Last Saturday, the Digital Services Act (DSA) came into full force across the EU, empowering the European Commission and national authorities to enforce, among others, a ground-breaking requirement that all online platforms ensure a high level of privacy, safety and security for children. Whether or not they deliver – and how quickly – will be a critical test for the value of the new law and the EU’s claim to global leadership in digital regulation.

The European Commission has already said that implementing and enforcing the DSA for children is a priority. This makes sense given the rights-focused objectives of the act, the massive impact the current lack of regulation is having on children’s safety, well-being and development, and the uniquely robust existing regulatory framework for children’s rights online upon which the DSA implementation can draw.

Prioritising children is a moral imperative. They are one in three users, the most vulnerable, yet systematically ignored and exposed to risk and harm due to system design which prioritises reach and engagement over privacy and safety.

As 5Rights Foundation research has shown, children’s profiles are routinely recommended to strangers, who may also access their location and be able to contact them directly or even see into their bedrooms; children are exposed to never-ending streams of content pushed by recommender systems for its shock and engagement value, regardless of its suitability, including violence, porn, eating disorder and self-harm; children are constantly pestered by notifications and lured back from real life with dubious promises of rewards or popularity. And the list unfortunately goes on and on.

All the while, companies are gathering, processing, analysing and selling troves of children’s data. As children suffer, tech companies are thriving. Indeed, it was telling how the very day after Meta CEO, Mark Zuckerberg, apologised in the US Congress to the parents of children who had died from harms caused by the company’s products, Meta announced record-breaking profits.

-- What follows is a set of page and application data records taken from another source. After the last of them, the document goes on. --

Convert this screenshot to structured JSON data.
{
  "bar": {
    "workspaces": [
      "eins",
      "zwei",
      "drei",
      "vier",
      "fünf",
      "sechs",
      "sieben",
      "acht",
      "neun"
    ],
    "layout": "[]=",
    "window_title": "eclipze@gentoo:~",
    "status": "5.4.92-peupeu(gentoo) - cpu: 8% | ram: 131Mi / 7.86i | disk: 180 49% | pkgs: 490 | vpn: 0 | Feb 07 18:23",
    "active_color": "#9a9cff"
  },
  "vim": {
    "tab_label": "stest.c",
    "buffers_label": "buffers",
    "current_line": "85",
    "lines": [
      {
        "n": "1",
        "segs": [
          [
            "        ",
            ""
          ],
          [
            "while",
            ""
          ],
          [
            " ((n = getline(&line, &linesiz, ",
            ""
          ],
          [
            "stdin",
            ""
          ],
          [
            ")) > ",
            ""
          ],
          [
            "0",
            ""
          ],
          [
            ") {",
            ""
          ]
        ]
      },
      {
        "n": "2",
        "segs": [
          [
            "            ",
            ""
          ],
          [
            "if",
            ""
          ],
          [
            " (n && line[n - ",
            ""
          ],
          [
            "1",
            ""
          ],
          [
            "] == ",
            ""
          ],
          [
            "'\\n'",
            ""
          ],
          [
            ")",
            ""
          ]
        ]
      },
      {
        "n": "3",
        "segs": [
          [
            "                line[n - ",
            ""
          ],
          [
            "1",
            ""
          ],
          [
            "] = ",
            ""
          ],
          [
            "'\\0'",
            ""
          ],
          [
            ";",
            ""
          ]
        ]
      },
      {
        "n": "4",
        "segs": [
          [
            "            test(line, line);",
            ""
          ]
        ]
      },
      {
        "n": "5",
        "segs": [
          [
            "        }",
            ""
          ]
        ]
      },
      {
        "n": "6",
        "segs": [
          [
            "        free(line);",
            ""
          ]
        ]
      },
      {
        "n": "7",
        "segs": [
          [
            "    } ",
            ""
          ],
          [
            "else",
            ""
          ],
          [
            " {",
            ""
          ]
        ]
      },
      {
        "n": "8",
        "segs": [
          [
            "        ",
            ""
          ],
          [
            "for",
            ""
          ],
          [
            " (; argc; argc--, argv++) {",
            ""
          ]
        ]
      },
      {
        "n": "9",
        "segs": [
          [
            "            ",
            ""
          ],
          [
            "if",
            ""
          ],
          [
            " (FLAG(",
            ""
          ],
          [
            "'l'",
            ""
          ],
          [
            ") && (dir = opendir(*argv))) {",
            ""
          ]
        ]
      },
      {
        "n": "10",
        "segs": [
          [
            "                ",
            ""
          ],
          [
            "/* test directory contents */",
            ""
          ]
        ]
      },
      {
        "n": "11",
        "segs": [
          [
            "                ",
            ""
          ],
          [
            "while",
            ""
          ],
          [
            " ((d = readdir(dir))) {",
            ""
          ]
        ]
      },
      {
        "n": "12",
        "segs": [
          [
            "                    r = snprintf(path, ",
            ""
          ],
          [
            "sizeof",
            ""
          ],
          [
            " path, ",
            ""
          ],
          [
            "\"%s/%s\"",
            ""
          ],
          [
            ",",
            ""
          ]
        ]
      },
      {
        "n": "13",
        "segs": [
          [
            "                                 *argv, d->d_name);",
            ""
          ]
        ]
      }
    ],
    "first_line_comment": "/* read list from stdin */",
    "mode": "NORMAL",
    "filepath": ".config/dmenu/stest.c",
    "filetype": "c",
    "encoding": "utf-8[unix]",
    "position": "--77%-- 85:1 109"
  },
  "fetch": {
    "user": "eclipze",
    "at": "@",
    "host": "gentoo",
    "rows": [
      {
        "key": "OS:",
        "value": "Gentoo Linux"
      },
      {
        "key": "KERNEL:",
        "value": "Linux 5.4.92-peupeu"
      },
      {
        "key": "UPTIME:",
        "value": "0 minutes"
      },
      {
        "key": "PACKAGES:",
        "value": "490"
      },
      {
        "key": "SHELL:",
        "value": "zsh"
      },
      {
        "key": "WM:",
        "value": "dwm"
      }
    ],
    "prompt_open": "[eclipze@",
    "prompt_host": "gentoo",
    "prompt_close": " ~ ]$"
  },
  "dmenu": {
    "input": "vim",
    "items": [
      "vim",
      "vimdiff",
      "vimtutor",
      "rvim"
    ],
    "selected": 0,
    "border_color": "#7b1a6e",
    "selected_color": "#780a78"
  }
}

There can be no doubt that prioritising enforcement for children is right. But it is also smart, and not only because of the political capital involved in delivering on what can be a priority for a very high proportion of voters. It is also smart because, when it comes to children, enforcers can capitalise on a uniquely comprehensive legal and regulatory framework for children’s rights, clearly elaborated in the context of the digital environment. From specific guidance on how the UN Convention on the Rights of the Child applies online, to a plethora of regulatory initiatives for age appropriate design, in particular under GDPR, and technical industry standards for age appropriate design of service – the playbook for children’s privacy, safety and security is already well established, and courtesy of 5Rights, compiled ready for use under the DSA.

The EU can – and must – act fast. Monday’s announcement that the European Commission is opening an investigation into TikTok for addictive design and failing to protect minors is an encouraging start. Without a credible stick, rules are easily ignored. But pro-active compliance, and success in the courts, will be aided by clearer, more detailed guidance. By swiftly encoding clear guidelines for companies based on existing law and best practice for children, the EU can prove it can move fast and mend things – a welcome outcome for all.

The EU has a shot at becoming the safest place to be online for children, and its companies and innovators the big breakers for the next generation. If it fails, it risks being surpassed – like in so many other sectors – by the global regulatory trend of child online protection. If it fails, the commercialisation of children’s presence and data online can become a generational emergency: a next climate crisis – only this time we cannot wait 30 years to act.

Read the report on the best practices baseline for the implementation of the Digital Services Act for children.